Start of RECORD SET

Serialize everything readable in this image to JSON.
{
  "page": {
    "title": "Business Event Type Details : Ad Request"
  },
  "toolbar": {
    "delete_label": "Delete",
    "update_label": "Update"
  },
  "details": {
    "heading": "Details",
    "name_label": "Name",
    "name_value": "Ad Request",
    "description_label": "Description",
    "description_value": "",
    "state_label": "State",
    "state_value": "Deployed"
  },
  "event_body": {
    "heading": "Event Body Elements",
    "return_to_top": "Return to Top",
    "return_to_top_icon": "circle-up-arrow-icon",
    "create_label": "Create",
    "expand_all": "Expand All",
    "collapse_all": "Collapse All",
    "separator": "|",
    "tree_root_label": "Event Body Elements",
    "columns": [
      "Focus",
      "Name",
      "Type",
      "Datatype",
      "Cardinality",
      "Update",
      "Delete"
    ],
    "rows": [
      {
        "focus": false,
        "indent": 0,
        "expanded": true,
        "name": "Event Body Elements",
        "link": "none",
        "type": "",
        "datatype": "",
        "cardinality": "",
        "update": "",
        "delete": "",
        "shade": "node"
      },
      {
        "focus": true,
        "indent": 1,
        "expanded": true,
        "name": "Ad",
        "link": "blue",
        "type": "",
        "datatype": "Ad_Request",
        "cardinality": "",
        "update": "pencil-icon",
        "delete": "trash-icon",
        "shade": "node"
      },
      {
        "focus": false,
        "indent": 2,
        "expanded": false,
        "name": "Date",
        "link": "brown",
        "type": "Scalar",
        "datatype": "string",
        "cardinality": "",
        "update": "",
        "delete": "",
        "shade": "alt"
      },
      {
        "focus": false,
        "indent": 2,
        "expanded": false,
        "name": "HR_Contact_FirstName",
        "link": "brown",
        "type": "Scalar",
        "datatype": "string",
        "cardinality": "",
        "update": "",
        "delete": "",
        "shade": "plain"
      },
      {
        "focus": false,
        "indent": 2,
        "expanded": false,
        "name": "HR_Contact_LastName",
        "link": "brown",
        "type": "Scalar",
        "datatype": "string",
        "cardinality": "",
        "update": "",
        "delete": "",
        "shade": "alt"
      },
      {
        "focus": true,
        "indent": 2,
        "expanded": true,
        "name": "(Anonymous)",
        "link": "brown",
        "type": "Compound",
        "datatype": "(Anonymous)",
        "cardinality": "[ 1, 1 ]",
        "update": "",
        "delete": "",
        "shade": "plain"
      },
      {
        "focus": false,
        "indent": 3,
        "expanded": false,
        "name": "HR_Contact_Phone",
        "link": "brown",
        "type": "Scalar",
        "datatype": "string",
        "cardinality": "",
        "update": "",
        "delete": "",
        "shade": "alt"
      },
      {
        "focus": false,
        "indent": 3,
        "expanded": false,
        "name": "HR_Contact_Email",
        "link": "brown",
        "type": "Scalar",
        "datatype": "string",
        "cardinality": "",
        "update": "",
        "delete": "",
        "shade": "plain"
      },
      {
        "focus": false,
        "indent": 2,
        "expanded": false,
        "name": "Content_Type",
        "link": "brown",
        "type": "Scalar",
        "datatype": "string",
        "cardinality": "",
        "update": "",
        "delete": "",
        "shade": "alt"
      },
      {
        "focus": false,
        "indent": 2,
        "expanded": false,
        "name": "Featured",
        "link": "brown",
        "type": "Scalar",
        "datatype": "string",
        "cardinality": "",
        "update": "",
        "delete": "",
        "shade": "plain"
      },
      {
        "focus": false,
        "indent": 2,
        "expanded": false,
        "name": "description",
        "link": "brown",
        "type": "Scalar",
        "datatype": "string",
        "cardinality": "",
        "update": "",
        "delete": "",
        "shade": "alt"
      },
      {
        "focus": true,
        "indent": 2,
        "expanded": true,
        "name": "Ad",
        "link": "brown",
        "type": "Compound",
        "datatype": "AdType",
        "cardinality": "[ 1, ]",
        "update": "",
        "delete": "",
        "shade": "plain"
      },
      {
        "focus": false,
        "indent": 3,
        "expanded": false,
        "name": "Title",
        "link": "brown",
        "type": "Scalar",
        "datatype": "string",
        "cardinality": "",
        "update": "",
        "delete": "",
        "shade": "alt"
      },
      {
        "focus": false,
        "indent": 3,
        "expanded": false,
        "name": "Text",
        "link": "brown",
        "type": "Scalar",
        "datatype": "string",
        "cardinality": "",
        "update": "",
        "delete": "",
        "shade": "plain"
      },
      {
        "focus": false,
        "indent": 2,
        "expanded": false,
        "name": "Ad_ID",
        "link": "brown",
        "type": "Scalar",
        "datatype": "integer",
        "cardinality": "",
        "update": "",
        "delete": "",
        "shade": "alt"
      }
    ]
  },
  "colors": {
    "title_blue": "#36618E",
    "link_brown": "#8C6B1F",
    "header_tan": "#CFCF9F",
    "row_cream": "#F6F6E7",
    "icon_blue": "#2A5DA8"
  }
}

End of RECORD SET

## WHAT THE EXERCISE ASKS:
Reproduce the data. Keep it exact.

## RESPONSE:
Serialize everything readable in this image to JSON.
{
  "page": {
    "title": "Business Event Type Details : Ad Request"
  },
  "toolbar": {
    "delete_label": "Delete",
    "update_label": "Update"
  },
  "details": {
    "heading": "Details",
    "name_label": "Name",
    "name_value": "Ad Request",
    "description_label": "Description",
    "description_value": "",
    "state_label": "State",
    "state_value": "Deployed"
  },
  "event_body": {
    "heading": "Event Body Elements",
    "return_to_top": "Return to Top",
    "return_to_top_icon": "circle-up-arrow-icon",
    "create_label": "Create",
    "expand_all": "Expand All",
    "collapse_all": "Collapse All",
    "separator": "|",
    "tree_root_label": "Event Body Elements",
    "columns": [
      "Focus",
      "Name",
      "Type",
      "Datatype",
      "Cardinality",
      "Update",
      "Delete"
    ],
    "rows": [
      {
        "focus": false,
        "indent": 0,
        "expanded": true,
        "name": "Event Body Elements",
        "link": "none",
        "type": "",
        "datatype": "",
        "cardinality": "",
        "update": "",
        "delete": "",
        "shade": "node"
      },
      {
        "focus": true,
        "indent": 1,
        "expanded": true,
        "name": "Ad",
        "link": "blue",
        "type": "",
        "datatype": "Ad_Request",
        "cardinality": "",
        "update": "pencil-icon",
        "delete": "trash-icon",
        "shade": "node"
      },
      {
        "focus": false,
        "indent": 2,
        "expanded": false,
        "name": "Date",
        "link": "brown",
        "type": "Scalar",
        "datatype": "string",
        "cardinality": "",
        "update": "",
        "delete": "",
        "shade": "alt"
      },
      {
        "focus": false,
        "indent": 2,
        "expanded": false,
        "name": "HR_Contact_FirstName",
        "link": "brown",
        "type": "Scalar",
        "datatype": "string",
        "cardinality": "",
        "update": "",
        "delete": "",
        "shade": "plain"
      },
      {
        "focus": false,
        "indent": 2,
        "expanded": false,
        "name": "HR_Contact_LastName",
        "link": "brown",
        "type": "Scalar",
        "datatype": "string",
        "cardinality": "",
        "update": "",
        "delete": "",
        "shade": "alt"
      },
      {
        "focus": true,
        "indent": 2,
        "expanded": true,
        "name": "(Anonymous)",
        "link": "brown",
        "type": "Compound",
        "datatype": "(Anonymous)",
        "cardinality": "[ 1, 1 ]",
        "update": "",
        "delete": "",
        "shade": "plain"
      },
      {
        "focus": false,
        "indent": 3,
        "expanded": false,
        "name": "HR_Contact_Phone",
        "link": "brown",
        "type": "Scalar",
        "datatype": "string",
        "cardinality": "",
        "update": "",
        "delete": "",
        "shade": "alt"
      },
      {
        "focus": false,
        "indent": 3,
        "expanded": false,
        "name": "HR_Contact_Email",
        "link": "brown",
        "type": "Scalar",
        "datatype": "string",
        "cardinality": "",
        "update": "",
        "delete": "",
        "shade": "plain"
      },
      {
        "focus": false,
        "indent": 2,
        "expanded": false,
        "name": "Content_Type",
        "link": "brown",
        "type": "Scalar",
        "datatype": "string",
        "cardinality": "",
        "update": "",
        "delete": "",
        "shade": "alt"
      },
      {
        "focus": false,
        "indent": 2,
        "expanded": false,
        "name": "Featured",
        "link": "brown",
        "type": "Scalar",
        "datatype": "string",
        "cardinality": "",
        "update": "",
        "delete": "",
        "shade": "plain"
      },
      {
        "focus": false,
        "indent": 2,
        "expanded": false,
        "name": "description",
        "link": "brown",
        "type": "Scalar",
        "datatype": "string",
        "cardinality": "",
        "update": "",
        "delete": "",
        "shade": "alt"
      },
      {
        "focus": true,
        "indent": 2,
        "expanded": true,
        "name": "Ad",
        "link": "brown",
        "type": "Compound",
        "datatype": "AdType",
        "cardinality": "[ 1, ]",
        "update": "",
        "delete": "",
        "shade": "plain"
      },
      {
        "focus": false,
        "indent": 3,
        "expanded": false,
        "name": "Title",
        "link": "brown",
        "type": "Scalar",
        "datatype": "string",
        "cardinality": "",
        "update": "",
        "delete": "",
        "shade": "alt"
      },
      {
        "focus": false,
        "indent": 3,
        "expanded": false,
        "name": "Text",
        "link": "brown",
        "type": "Scalar",
        "datatype": "string",
        "cardinality": "",
        "update": "",
        "delete": "",
        "shade": "plain"
      },
      {
        "focus": false,
        "indent": 2,
        "expanded": false,
        "name": "Ad_ID",
        "link": "brown",
        "type": "Scalar",
        "datatype": "integer",
        "cardinality": "",
        "update": "",
        "delete": "",
        "shade": "alt"
      }
    ]
  },
  "colors": {
    "title_blue": "#36618E",
    "link_brown": "#8C6B1F",
    "header_tan": "#CFCF9F",
    "row_cream": "#F6F6E7",
    "icon_blue": "#2A5DA8"
  }
}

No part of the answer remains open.